═════ INPUT ═════

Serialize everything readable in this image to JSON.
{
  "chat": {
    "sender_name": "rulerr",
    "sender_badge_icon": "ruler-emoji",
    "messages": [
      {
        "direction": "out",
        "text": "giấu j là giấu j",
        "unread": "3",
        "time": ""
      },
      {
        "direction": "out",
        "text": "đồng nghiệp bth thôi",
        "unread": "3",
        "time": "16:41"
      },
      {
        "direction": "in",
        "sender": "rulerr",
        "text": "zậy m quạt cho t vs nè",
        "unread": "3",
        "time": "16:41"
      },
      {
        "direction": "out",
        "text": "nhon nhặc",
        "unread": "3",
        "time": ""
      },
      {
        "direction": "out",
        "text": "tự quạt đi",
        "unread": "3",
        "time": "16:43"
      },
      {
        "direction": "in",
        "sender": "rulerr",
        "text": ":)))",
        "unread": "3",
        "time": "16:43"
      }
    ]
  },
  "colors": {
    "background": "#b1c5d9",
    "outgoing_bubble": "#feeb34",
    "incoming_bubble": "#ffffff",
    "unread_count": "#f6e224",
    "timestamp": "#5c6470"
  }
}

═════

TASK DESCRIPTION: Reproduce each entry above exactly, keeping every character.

TASK OUTPUT:
Serialize everything readable in this image to JSON.
{
  "chat": {
    "sender_name": "rulerr",
    "sender_badge_icon": "ruler-emoji",
    "messages": [
      {
        "direction": "out",
        "text": "giấu j là giấu j",
        "unread": "3",
        "time": ""
      },
      {
        "direction": "out",
        "text": "đồng nghiệp bth thôi",
        "unread": "3",
        "time": "16:41"
      },
      {
        "direction": "in",
        "sender": "rulerr",
        "text": "zậy m quạt cho t vs nè",
        "unread": "3",
        "time": "16:41"
      },
      {
        "direction": "out",
        "text": "nhon nhặc",
        "unread": "3",
        "time": ""
      },
      {
        "direction": "out",
        "text": "tự quạt đi",
        "unread": "3",
        "time": "16:43"
      },
      {
        "direction": "in",
        "sender": "rulerr",
        "text": ":)))",
        "unread": "3",
        "time": "16:43"
      }
    ]
  },
  "colors": {
    "background": "#b1c5d9",
    "outgoing_bubble": "#feeb34",
    "incoming_bubble": "#ffffff",
    "unread_count": "#f6e224",
    "timestamp": "#5c6470"
  }
}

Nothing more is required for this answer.